Dataset content -
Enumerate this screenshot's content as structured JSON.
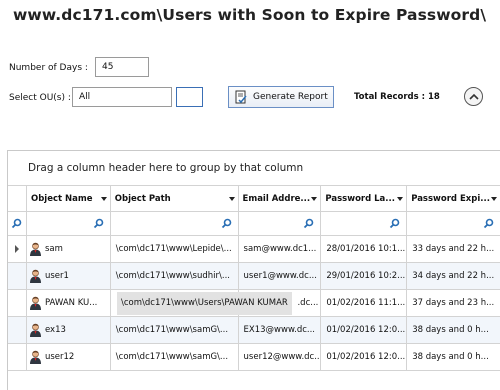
{
  "page": {
    "title": "www.dc171.com\\Users with Soon to Expire Password\\"
  },
  "form": {
    "days_label": "Number of Days :",
    "days_value": "45",
    "ou_label": "Select OU(s) :",
    "ou_value": "All",
    "generate_label": "Generate Report",
    "total_label": "Total Records : 18"
  },
  "grid": {
    "group_hint": "Drag a column header here to group by that column",
    "columns": [
      "Object Name",
      "Object Path",
      "Email Addre...",
      "Password La...",
      "Password Expi..."
    ],
    "rows": [
      {
        "name": "sam",
        "path": "\\com\\dc171\\www\\Lepide\\...",
        "email": "sam@www.dc1...",
        "last": "28/01/2016 10:1...",
        "expiry": "33 days and 22 h..."
      },
      {
        "name": "user1",
        "path": "\\com\\dc171\\www\\sudhir\\...",
        "email": "user1@www.dc...",
        "last": "29/01/2016 10:2...",
        "expiry": "34 days and 22 h..."
      },
      {
        "name": "PAWAN KU...",
        "path": "",
        "email": ".dc...",
        "last": "01/02/2016 11:1...",
        "expiry": "37 days and 23 h..."
      },
      {
        "name": "ex13",
        "path": "\\com\\dc171\\www\\samG\\...",
        "email": "EX13@www.dc...",
        "last": "01/02/2016 12:0...",
        "expiry": "38 days and 0 h..."
      },
      {
        "name": "user12",
        "path": "\\com\\dc171\\www\\samG\\...",
        "email": "user12@www.dc...",
        "last": "01/02/2016 12:0...",
        "expiry": "38 days and 0 h..."
      }
    ],
    "tooltip": "\\com\\dc171\\www\\Users\\PAWAN KUMAR"
  }
}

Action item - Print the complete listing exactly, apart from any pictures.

Response -
Enumerate this screenshot's content as structured JSON.
{
  "page": {
    "title": "www.dc171.com\\Users with Soon to Expire Password\\"
  },
  "form": {
    "days_label": "Number of Days :",
    "days_value": "45",
    "ou_label": "Select OU(s) :",
    "ou_value": "All",
    "generate_label": "Generate Report",
    "total_label": "Total Records : 18"
  },
  "grid": {
    "group_hint": "Drag a column header here to group by that column",
    "columns": [
      "Object Name",
      "Object Path",
      "Email Addre...",
      "Password La...",
      "Password Expi..."
    ],
    "rows": [
      {
        "name": "sam",
        "path": "\\com\\dc171\\www\\Lepide\\...",
        "email": "sam@www.dc1...",
        "last": "28/01/2016 10:1...",
        "expiry": "33 days and 22 h..."
      },
      {
        "name": "user1",
        "path": "\\com\\dc171\\www\\sudhir\\...",
        "email": "user1@www.dc...",
        "last": "29/01/2016 10:2...",
        "expiry": "34 days and 22 h..."
      },
      {
        "name": "PAWAN KU...",
        "path": "",
        "email": ".dc...",
        "last": "01/02/2016 11:1...",
        "expiry": "37 days and 23 h..."
      },
      {
        "name": "ex13",
        "path": "\\com\\dc171\\www\\samG\\...",
        "email": "EX13@www.dc...",
        "last": "01/02/2016 12:0...",
        "expiry": "38 days and 0 h..."
      },
      {
        "name": "user12",
        "path": "\\com\\dc171\\www\\samG\\...",
        "email": "user12@www.dc...",
        "last": "01/02/2016 12:0...",
        "expiry": "38 days and 0 h..."
      }
    ],
    "tooltip": "\\com\\dc171\\www\\Users\\PAWAN KUMAR"
  }
}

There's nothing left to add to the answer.